## Task instructions
Line filter on the word "datetime": copy each matching line from the entries.

Data for analysis Block Start

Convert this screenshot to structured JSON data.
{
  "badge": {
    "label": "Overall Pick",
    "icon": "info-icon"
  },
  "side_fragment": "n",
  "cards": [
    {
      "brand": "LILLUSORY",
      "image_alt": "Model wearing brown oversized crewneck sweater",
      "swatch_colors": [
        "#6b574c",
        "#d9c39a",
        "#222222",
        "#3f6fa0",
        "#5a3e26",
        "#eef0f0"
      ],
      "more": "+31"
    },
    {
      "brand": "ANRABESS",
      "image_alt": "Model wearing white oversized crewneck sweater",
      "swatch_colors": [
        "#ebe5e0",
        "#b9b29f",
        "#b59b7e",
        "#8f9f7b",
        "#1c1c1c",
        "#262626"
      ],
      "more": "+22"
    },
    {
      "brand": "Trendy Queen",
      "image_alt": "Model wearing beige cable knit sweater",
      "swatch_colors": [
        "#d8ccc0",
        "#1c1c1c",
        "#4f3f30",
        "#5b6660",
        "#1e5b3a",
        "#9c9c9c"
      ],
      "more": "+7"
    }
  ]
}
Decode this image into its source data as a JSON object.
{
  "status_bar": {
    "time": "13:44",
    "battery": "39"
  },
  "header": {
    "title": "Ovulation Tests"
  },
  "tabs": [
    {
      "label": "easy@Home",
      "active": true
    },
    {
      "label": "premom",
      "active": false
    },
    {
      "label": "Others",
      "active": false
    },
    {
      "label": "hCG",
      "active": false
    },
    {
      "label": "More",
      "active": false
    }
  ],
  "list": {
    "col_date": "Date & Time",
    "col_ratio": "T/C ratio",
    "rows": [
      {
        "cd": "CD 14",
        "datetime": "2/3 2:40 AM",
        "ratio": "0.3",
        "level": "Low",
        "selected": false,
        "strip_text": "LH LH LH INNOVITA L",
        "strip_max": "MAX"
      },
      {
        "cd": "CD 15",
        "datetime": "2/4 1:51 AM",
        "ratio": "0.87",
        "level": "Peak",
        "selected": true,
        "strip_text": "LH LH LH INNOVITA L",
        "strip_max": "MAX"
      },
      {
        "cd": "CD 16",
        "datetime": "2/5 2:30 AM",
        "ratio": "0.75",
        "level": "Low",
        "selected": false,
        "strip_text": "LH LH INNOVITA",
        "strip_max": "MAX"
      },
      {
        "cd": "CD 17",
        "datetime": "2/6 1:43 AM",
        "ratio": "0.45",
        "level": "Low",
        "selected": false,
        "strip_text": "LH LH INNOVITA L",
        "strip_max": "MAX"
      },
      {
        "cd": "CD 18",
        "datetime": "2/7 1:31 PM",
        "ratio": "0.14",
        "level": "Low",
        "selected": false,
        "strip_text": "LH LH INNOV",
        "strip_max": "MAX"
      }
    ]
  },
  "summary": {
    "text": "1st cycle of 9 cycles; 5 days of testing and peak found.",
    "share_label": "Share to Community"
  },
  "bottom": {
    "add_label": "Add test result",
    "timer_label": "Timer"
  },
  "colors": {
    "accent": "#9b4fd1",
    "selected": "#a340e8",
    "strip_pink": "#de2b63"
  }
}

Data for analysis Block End

## Your response
        "datetime": "2/3 2:40 AM",
        "datetime": "2/4 1:51 AM",
        "datetime": "2/5 2:30 AM",
        "datetime": "2/6 1:43 AM",
        "datetime": "2/7 1:31 PM",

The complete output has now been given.